**TASK TO COMPLETE**.
Set down the data again exactly. Pictures are not part of the copy.

%%

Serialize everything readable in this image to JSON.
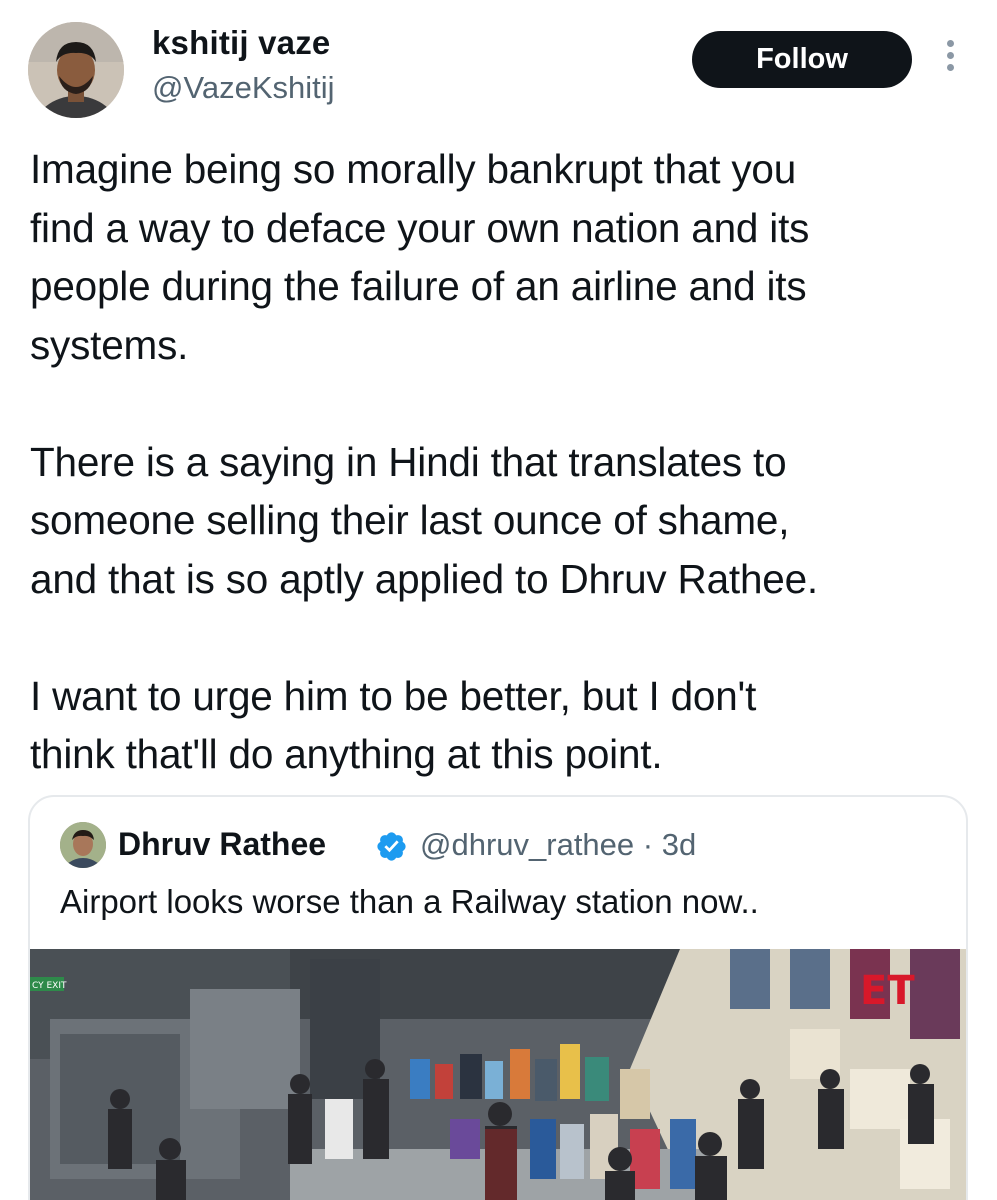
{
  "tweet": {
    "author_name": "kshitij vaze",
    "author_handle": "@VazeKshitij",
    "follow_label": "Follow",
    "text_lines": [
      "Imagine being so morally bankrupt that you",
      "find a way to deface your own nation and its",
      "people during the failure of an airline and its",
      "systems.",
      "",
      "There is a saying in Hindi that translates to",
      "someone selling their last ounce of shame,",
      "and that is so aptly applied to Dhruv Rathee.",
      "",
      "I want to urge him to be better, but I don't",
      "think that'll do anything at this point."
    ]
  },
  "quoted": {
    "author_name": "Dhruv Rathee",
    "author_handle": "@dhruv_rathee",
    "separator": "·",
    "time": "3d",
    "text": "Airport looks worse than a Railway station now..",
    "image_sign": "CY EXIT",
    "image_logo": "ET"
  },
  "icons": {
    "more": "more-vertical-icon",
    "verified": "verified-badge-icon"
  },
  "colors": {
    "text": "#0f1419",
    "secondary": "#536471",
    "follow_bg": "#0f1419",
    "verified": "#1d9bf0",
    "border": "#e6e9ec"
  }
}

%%

**RESPONSE AREA**.
Serialize everything readable in this image to JSON.
{
  "tweet": {
    "author_name": "kshitij vaze",
    "author_handle": "@VazeKshitij",
    "follow_label": "Follow",
    "text_lines": [
      "Imagine being so morally bankrupt that you",
      "find a way to deface your own nation and its",
      "people during the failure of an airline and its",
      "systems.",
      "",
      "There is a saying in Hindi that translates to",
      "someone selling their last ounce of shame,",
      "and that is so aptly applied to Dhruv Rathee.",
      "",
      "I want to urge him to be better, but I don't",
      "think that'll do anything at this point."
    ]
  },
  "quoted": {
    "author_name": "Dhruv Rathee",
    "author_handle": "@dhruv_rathee",
    "separator": "·",
    "time": "3d",
    "text": "Airport looks worse than a Railway station now..",
    "image_sign": "CY EXIT",
    "image_logo": "ET"
  },
  "icons": {
    "more": "more-vertical-icon",
    "verified": "verified-badge-icon"
  },
  "colors": {
    "text": "#0f1419",
    "secondary": "#536471",
    "follow_bg": "#0f1419",
    "verified": "#1d9bf0",
    "border": "#e6e9ec"
  }
}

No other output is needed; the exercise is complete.